When magnolia buds start to swell, their petals splitting tight cases of protective winter season velour, spring starts to seem like a safe bet. In cities throughout The United States and Canada, Asian magnolias are the metropolitan precursors of spring’s relief, flowering when a touch of frost can still singe their flowers’ smooth edges. Farmers markets still bring the previous season’s fruit and vegetables (unless it’s greenhouse-grown). Even regional rhubarb is a month or more from harvest. Seasonal eaters wish for something fresh, and vibrantly tasty. So concern your magnolia tree– it is an unanticipated source of taste. Magnolia buds and petals are edible; they taste like a breath of cardamom-scented ginger, with a whisper of cloves, and, often, camphor. They can be consumed raw or prepared, and protected in sugar, vinegar, and booze.
Here are a few of the methods I utilize magnolia flowers in my kitchen area, with suggestions, techniques, and a hearty spring dish.
Photography by Marie Viljoen
The spicy, complex taste profile of magnolia buds and flowers makes them extremely flexible and motivating as a component. They can be utilized fresh, or dried. Magnolias instill warming winter season toddies, summer season syrups, and sweltering curries; magnolia buds can be marinaded, or their fragrant petals captured in sugar and salt. (And yes, native North American magnolias, which flower in summer season, can be utilized the very same method. Read our previous story about edible Magnolia grandiflora.)

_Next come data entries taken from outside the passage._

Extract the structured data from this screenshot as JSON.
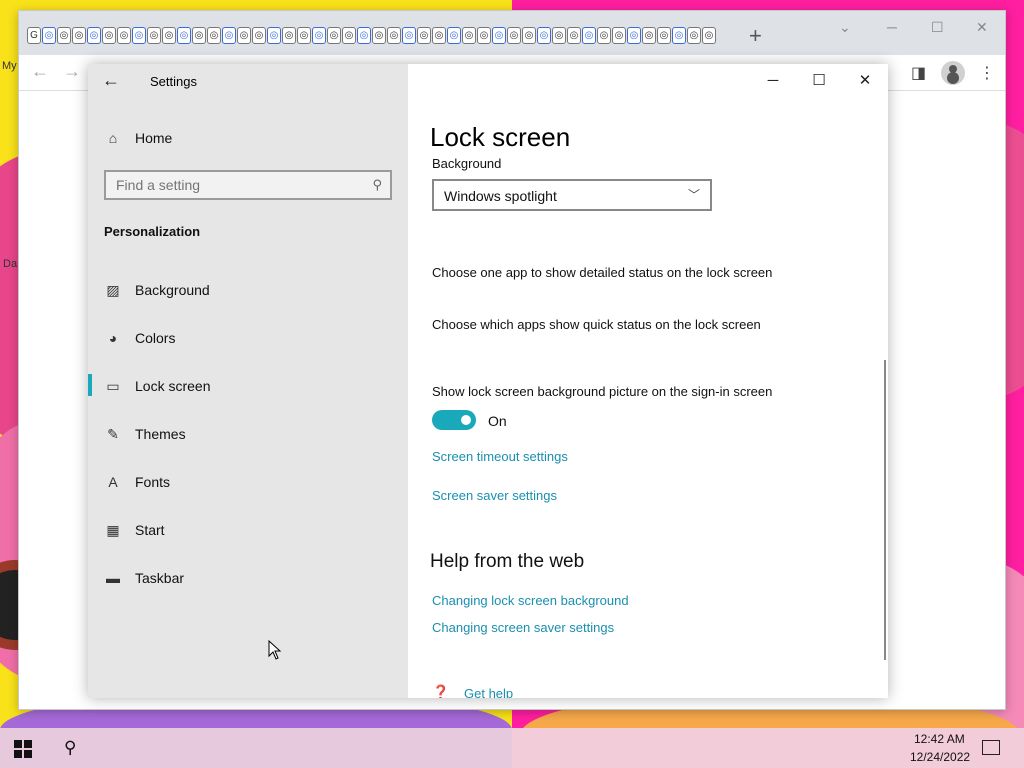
{
  "desktop": {
    "icon_label_1": "My",
    "icon_label_2": "Da"
  },
  "browser": {
    "new_tab_symbol": "+",
    "minimize_symbol": "─",
    "maximize_symbol": "☐",
    "close_symbol": "✕",
    "tab_count": 46
  },
  "settings": {
    "app_title": "Settings",
    "sidebar": {
      "home_label": "Home",
      "search_placeholder": "Find a setting",
      "section_heading": "Personalization",
      "items": [
        {
          "label": "Background",
          "icon": "picture-icon"
        },
        {
          "label": "Colors",
          "icon": "palette-icon"
        },
        {
          "label": "Lock screen",
          "icon": "lock-screen-icon",
          "selected": true
        },
        {
          "label": "Themes",
          "icon": "themes-icon"
        },
        {
          "label": "Fonts",
          "icon": "fonts-icon"
        },
        {
          "label": "Start",
          "icon": "start-icon"
        },
        {
          "label": "Taskbar",
          "icon": "taskbar-icon"
        }
      ]
    },
    "content": {
      "title": "Lock screen",
      "background_label": "Background",
      "background_value": "Windows spotlight",
      "detailed_status_text": "Choose one app to show detailed status on the lock screen",
      "quick_status_text": "Choose which apps show quick status on the lock screen",
      "show_bg_signin_text": "Show lock screen background picture on the sign-in screen",
      "toggle_state": "On",
      "toggle_on": true,
      "screen_timeout_link": "Screen timeout settings",
      "screen_saver_link": "Screen saver settings",
      "help_heading": "Help from the web",
      "help_link_1": "Changing lock screen background",
      "help_link_2": "Changing screen saver settings",
      "get_help_link": "Get help"
    }
  },
  "taskbar": {
    "time": "12:42 AM",
    "date": "12/24/2022"
  },
  "colors": {
    "accent": "#1aa8bb",
    "link": "#1a8fb0",
    "sidebar_bg": "#e6e6e6"
  }
}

When dealing with magnolia petals you’ll find that they oxidize, their cut ends turning sepia rapidly. If utilizing them fresh as a garnish, cut them right before you require them, and when instilling or marinading, keep them immersed listed below the liquid to hold their color.